For DIY SOS, Princes William and Harry rolled up their sleeves and joined in the banter
The DIY SOS project in Manchester is comfortably the largest build we've ever undertaken.
It all came about after a chat I had with Ed Parker, founder of charity Walking with the Wounded, who told me he needed housing and retraining for veterans.
We'd always wanted to do something with derelict housing stock in inner cities. It seems ridiculous we have people without suitable housing and empty homes. So we combined the two ideas, asked councils to offer houses, found a viable option in Manchester and off we went.
We had 62 house fronts to renovate with new doors, windows and render; the road to resurface; eight houses to be stripped to their skeletons and rebuilt into three homes, a retraining centre and support offices.
When only a third of the volunteers we’d hoped for turned up, we were in trouble. So we appealed for help in the national press, TV and radio. And it came. Volunteers came from Swansea, Devon, Glasgow, Leicester, Birmingham and Kent.
But I have to admit, three days into our 12-day schedule I was beginning to believe we'd been over ambitious.
I found myself quoting Henry V: "We few, we happy few, we band of brothers". And then THE brothers came along. Princes William and Harry, rolling up their sleeves, swapping banter with the builders, taking as much time as it took to hear the veterans and even enjoying a builders’ man hug at the end of their stay.

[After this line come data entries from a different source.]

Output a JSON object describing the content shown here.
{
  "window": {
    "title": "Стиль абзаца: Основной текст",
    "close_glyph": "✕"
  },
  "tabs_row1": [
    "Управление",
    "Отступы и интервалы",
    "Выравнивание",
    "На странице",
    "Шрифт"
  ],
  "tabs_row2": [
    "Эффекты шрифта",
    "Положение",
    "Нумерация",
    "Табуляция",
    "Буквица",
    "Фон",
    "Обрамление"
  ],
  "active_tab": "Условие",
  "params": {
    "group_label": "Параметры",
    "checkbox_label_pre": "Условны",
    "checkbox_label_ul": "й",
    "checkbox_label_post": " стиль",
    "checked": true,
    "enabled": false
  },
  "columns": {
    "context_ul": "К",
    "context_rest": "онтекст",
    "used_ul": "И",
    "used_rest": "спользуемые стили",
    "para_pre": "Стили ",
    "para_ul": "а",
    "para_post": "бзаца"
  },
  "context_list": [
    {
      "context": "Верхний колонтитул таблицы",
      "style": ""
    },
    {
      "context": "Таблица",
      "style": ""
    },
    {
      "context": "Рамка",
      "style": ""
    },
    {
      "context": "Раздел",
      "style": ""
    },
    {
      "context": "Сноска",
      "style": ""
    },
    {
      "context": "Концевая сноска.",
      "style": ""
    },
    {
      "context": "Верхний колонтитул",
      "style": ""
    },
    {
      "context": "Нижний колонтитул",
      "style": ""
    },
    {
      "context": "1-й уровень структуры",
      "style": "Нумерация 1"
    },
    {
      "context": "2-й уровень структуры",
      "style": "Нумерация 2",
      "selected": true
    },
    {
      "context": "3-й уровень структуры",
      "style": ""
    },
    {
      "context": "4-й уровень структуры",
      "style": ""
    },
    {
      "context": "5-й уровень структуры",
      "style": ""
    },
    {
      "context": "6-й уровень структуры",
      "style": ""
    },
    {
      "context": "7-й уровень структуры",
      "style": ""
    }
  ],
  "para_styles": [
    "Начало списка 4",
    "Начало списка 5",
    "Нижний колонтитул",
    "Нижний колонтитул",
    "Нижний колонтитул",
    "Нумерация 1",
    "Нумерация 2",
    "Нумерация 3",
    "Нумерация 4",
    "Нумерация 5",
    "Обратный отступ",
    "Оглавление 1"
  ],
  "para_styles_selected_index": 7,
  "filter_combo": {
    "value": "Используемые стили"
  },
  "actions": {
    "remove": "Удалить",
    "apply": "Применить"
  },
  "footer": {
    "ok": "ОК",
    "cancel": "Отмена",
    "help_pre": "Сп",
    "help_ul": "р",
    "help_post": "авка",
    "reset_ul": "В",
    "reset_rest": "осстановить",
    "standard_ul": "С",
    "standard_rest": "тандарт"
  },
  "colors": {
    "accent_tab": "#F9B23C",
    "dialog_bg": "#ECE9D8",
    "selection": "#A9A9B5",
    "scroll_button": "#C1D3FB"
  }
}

Everyone who got involved did so because they knew what was being done was important.
I think the young men and women who had given so much for their country and face a lifetime of living with serious injuries, both physical and mental, should have access to suitable homes and retraining opportunities. They need help and a chance to get themselves back into a valued position, and feel comfortable in society and within their own families.
This community will offer the support of living alongside other veterans with whom they share an understanding of what they've been through, whilst sharing the neighbourhood with non-veteran families too.
There will be training opportunities through our build partners and the local tertiary college. There will be health support and job opportunities through a permanent north-west hub for Walking with the Wounded based in the road. It will be open to both veterans and other residents to give opportunity to all.
When people at various stages said it was impossible, it only made us more determined to succeed. Like Jack's beanstalk, this project grew and took on a life of its own. We realised we could make so many things happen at once.
This project has lifted an inner city area, housed vulnerable veterans and brought empty housing stock back into use thanks to partnerships forged between private business, charities, Manchester Council and the BBC.
It was a simple but ambitious idea that simply grew and grew. I hope it continues to grow and is repeated around the country. But this - our biggest build ever - is only a fraction of the community that has been built overall. I hope that our shows will give you pause to reflect on what can be done if we pull together.
Comments made by writers on the BBC TV blog are their own opinions and not necessarily those of the BBC.